§ WHAT IS NEEDED:
Go through the records and give each one again exactly, omitting the images.

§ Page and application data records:
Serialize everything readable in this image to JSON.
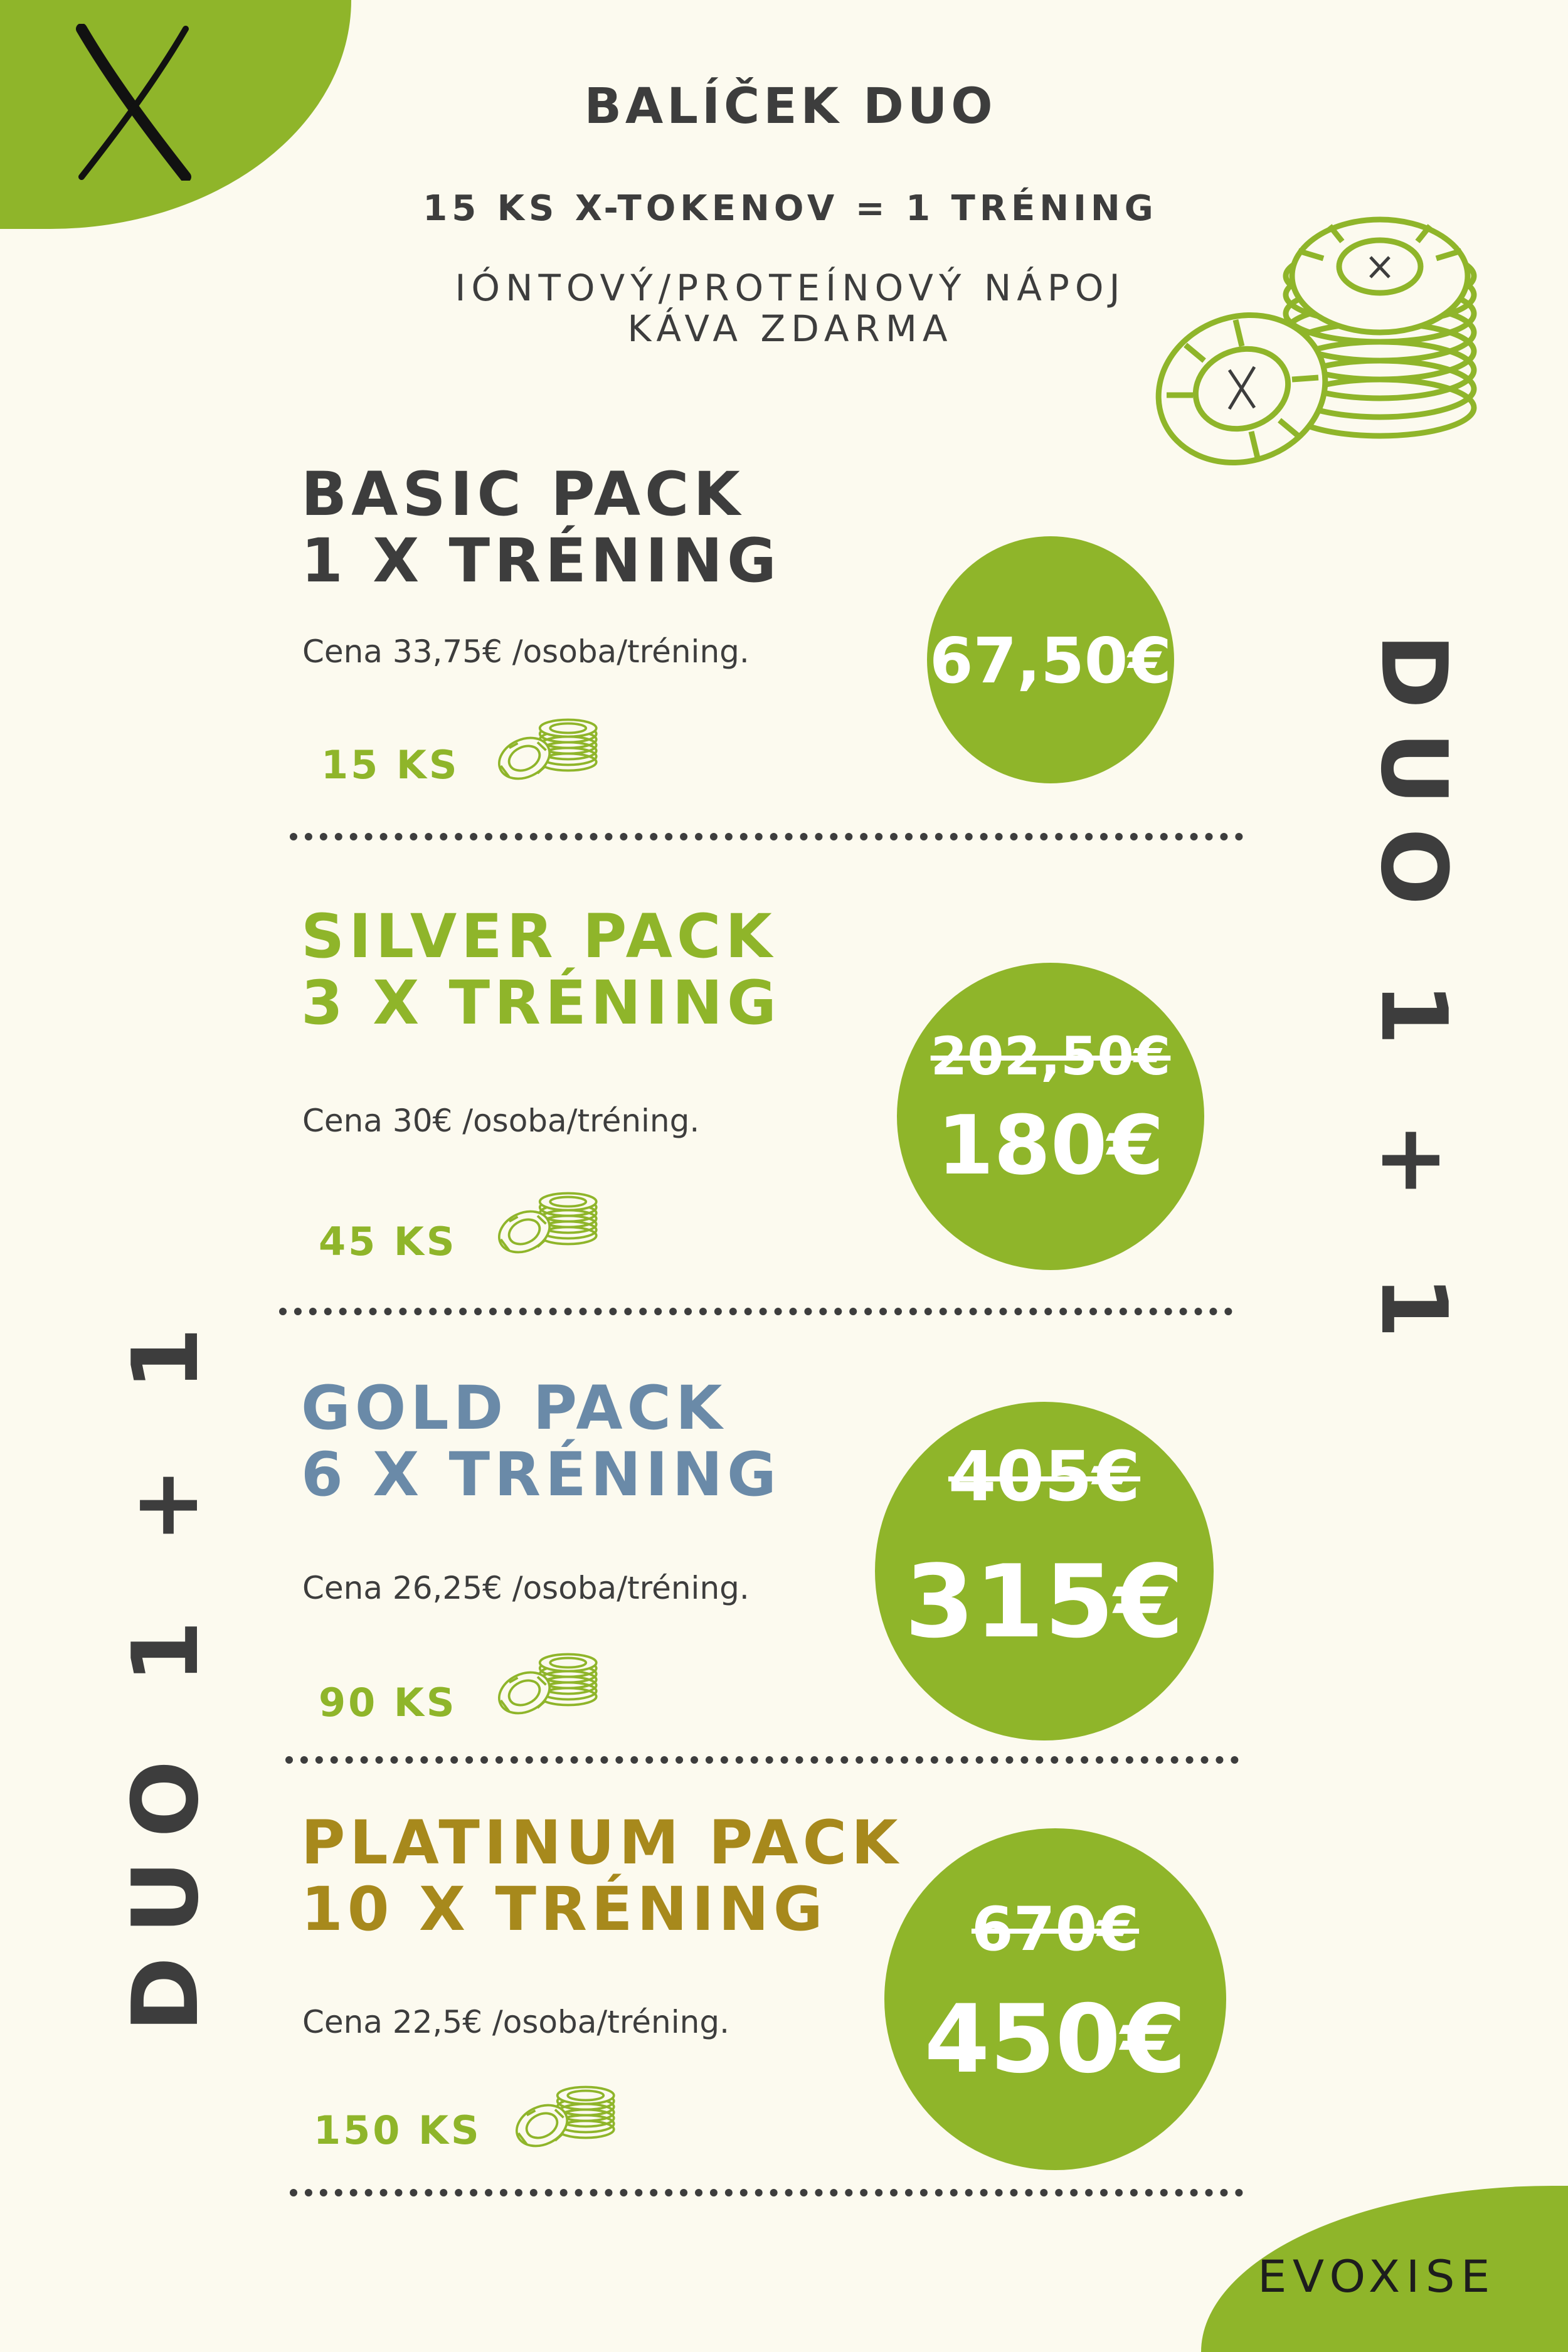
{
  "brand": {
    "corner_letter": "X",
    "logo_text": "EVOXISE",
    "accent_color": "#8fb52a"
  },
  "header": {
    "title": "BALÍČEK DUO",
    "subtitle": "15 KS X-TOKENOV = 1 TRÉNING",
    "line1": "IÓNTOVÝ/PROTEÍNOVÝ NÁPOJ",
    "line2": "KÁVA ZDARMA",
    "coins_icon": "coin-stack-icon"
  },
  "side_label": "DUO 1 + 1",
  "packs": [
    {
      "name": "BASIC PACK",
      "sessions": "1 X TRÉNING",
      "color": "#3d3d3d",
      "price_note": "Cena 33,75€ /osoba/tréning.",
      "tokens": "15 KS",
      "old_price": "",
      "price": "67,50€"
    },
    {
      "name": "SILVER PACK",
      "sessions": "3 X TRÉNING",
      "color": "#8fb52a",
      "price_note": "Cena 30€ /osoba/tréning.",
      "tokens": "45 KS",
      "old_price": "202,50€",
      "price": "180€"
    },
    {
      "name": "GOLD PACK",
      "sessions": "6 X TRÉNING",
      "color": "#6a8aa8",
      "price_note": "Cena 26,25€ /osoba/tréning.",
      "tokens": "90 KS",
      "old_price": "405€",
      "price": "315€"
    },
    {
      "name": "PLATINUM PACK",
      "sessions": "10 X TRÉNING",
      "color": "#a7891c",
      "price_note": "Cena 22,5€ /osoba/tréning.",
      "tokens": "150 KS",
      "old_price": "670€",
      "price": "450€"
    }
  ]
}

§ SOLUTION TO THE EXERCISE:
Serialize everything readable in this image to JSON.
{
  "brand": {
    "corner_letter": "X",
    "logo_text": "EVOXISE",
    "accent_color": "#8fb52a"
  },
  "header": {
    "title": "BALÍČEK DUO",
    "subtitle": "15 KS X-TOKENOV = 1 TRÉNING",
    "line1": "IÓNTOVÝ/PROTEÍNOVÝ NÁPOJ",
    "line2": "KÁVA ZDARMA",
    "coins_icon": "coin-stack-icon"
  },
  "side_label": "DUO 1 + 1",
  "packs": [
    {
      "name": "BASIC PACK",
      "sessions": "1 X TRÉNING",
      "color": "#3d3d3d",
      "price_note": "Cena 33,75€ /osoba/tréning.",
      "tokens": "15 KS",
      "old_price": "",
      "price": "67,50€"
    },
    {
      "name": "SILVER PACK",
      "sessions": "3 X TRÉNING",
      "color": "#8fb52a",
      "price_note": "Cena 30€ /osoba/tréning.",
      "tokens": "45 KS",
      "old_price": "202,50€",
      "price": "180€"
    },
    {
      "name": "GOLD PACK",
      "sessions": "6 X TRÉNING",
      "color": "#6a8aa8",
      "price_note": "Cena 26,25€ /osoba/tréning.",
      "tokens": "90 KS",
      "old_price": "405€",
      "price": "315€"
    },
    {
      "name": "PLATINUM PACK",
      "sessions": "10 X TRÉNING",
      "color": "#a7891c",
      "price_note": "Cena 22,5€ /osoba/tréning.",
      "tokens": "150 KS",
      "old_price": "670€",
      "price": "450€"
    }
  ]
}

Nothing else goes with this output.